* **What is being asked**: The records below need to be set down again exactly; their images stay out.

Items from an interface collection
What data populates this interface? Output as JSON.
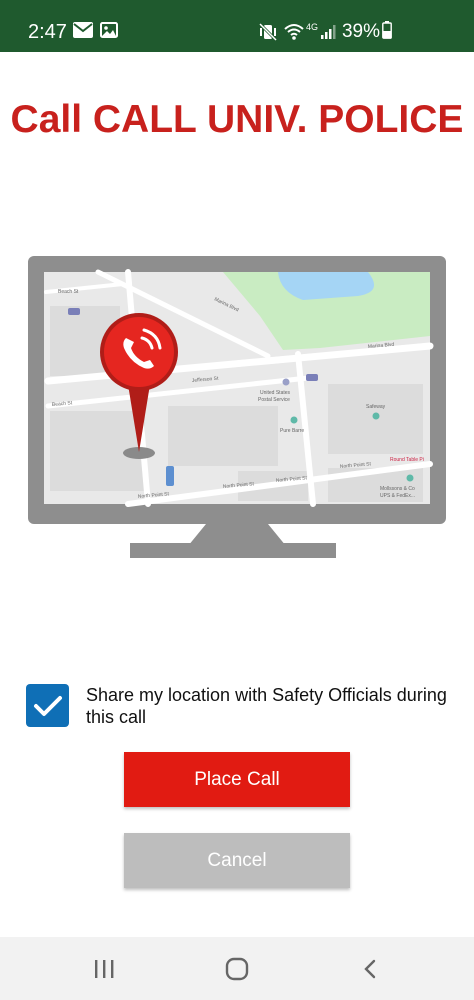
{
  "status_bar": {
    "time": "2:47",
    "network_type": "4G",
    "battery_percent": "39%",
    "left_icons": [
      "mail-icon",
      "image-icon"
    ],
    "right_icons": [
      "vibrate-mute-icon",
      "wifi-icon",
      "signal-icon",
      "battery-icon"
    ]
  },
  "header": {
    "title": "Call CALL UNIV. POLICE"
  },
  "illustration": {
    "icon": "phone-location-pin-icon",
    "map_labels": {
      "marina_blvd_top": "Marina Blvd",
      "marina_blvd_right": "Marina Blvd",
      "beach_st_left": "Beach St",
      "beach_st_mid": "Beach St",
      "jefferson_st": "Jefferson St",
      "post_office_1": "United States",
      "post_office_2": "Postal Service",
      "pure_barre": "Pure Barre",
      "safeway": "Safeway",
      "round_table": "Round Table Pi",
      "north_point_1": "North Point St",
      "north_point_2": "North Point St",
      "north_point_3": "North Point St",
      "north_point_4": "North Point St",
      "mollssons_1": "Mollssons & Co",
      "mollssons_2": "UPS & FedEx..."
    }
  },
  "location_share": {
    "checked": true,
    "label": "Share my location with Safety Officials during this call"
  },
  "buttons": {
    "place_call": "Place Call",
    "cancel": "Cancel"
  },
  "colors": {
    "status_bar": "#1f5a2e",
    "title": "#c8211d",
    "primary_button": "#e11b12",
    "secondary_button": "#bdbdbd",
    "checkbox": "#0f6fb6",
    "monitor": "#8e8e8e"
  },
  "nav_bar": {
    "icons": [
      "recent-apps-icon",
      "home-icon",
      "back-icon"
    ]
  }
}
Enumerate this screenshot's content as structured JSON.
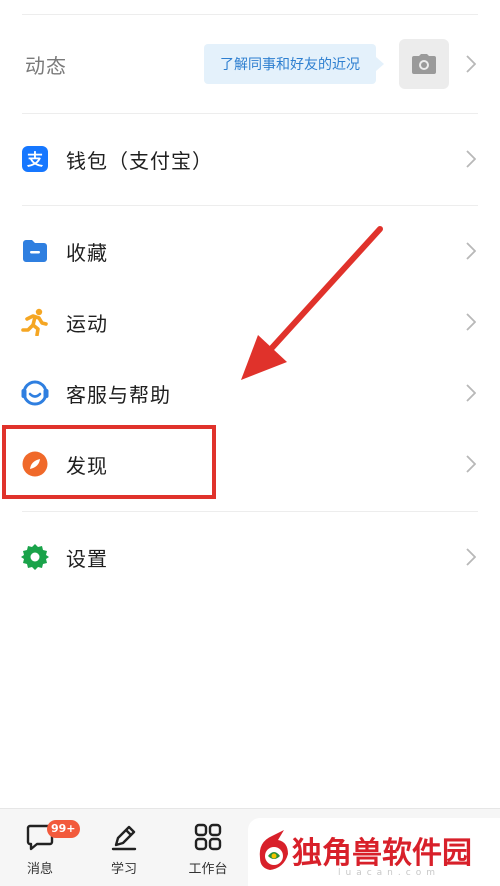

* **Solution for this exercise**:
What data populates this interface? Output as JSON.
{
  "status_bar": {
    "time": "2:47",
    "network_type": "4G",
    "battery_percent": "39%",
    "left_icons": [
      "mail-icon",
      "image-icon"
    ],
    "right_icons": [
      "vibrate-mute-icon",
      "wifi-icon",
      "signal-icon",
      "battery-icon"
    ]
  },
  "header": {
    "title": "Call CALL UNIV. POLICE"
  },
  "illustration": {
    "icon": "phone-location-pin-icon",
    "map_labels": {
      "marina_blvd_top": "Marina Blvd",
      "marina_blvd_right": "Marina Blvd",
      "beach_st_left": "Beach St",
      "beach_st_mid": "Beach St",
      "jefferson_st": "Jefferson St",
      "post_office_1": "United States",
      "post_office_2": "Postal Service",
      "pure_barre": "Pure Barre",
      "safeway": "Safeway",
      "round_table": "Round Table Pi",
      "north_point_1": "North Point St",
      "north_point_2": "North Point St",
      "north_point_3": "North Point St",
      "north_point_4": "North Point St",
      "mollssons_1": "Mollssons & Co",
      "mollssons_2": "UPS & FedEx..."
    }
  },
  "location_share": {
    "checked": true,
    "label": "Share my location with Safety Officials during this call"
  },
  "buttons": {
    "place_call": "Place Call",
    "cancel": "Cancel"
  },
  "colors": {
    "status_bar": "#1f5a2e",
    "title": "#c8211d",
    "primary_button": "#e11b12",
    "secondary_button": "#bdbdbd",
    "checkbox": "#0f6fb6",
    "monitor": "#8e8e8e"
  },
  "nav_bar": {
    "icons": [
      "recent-apps-icon",
      "home-icon",
      "back-icon"
    ]
  }
}
Enumerate this screenshot's content as structured JSON.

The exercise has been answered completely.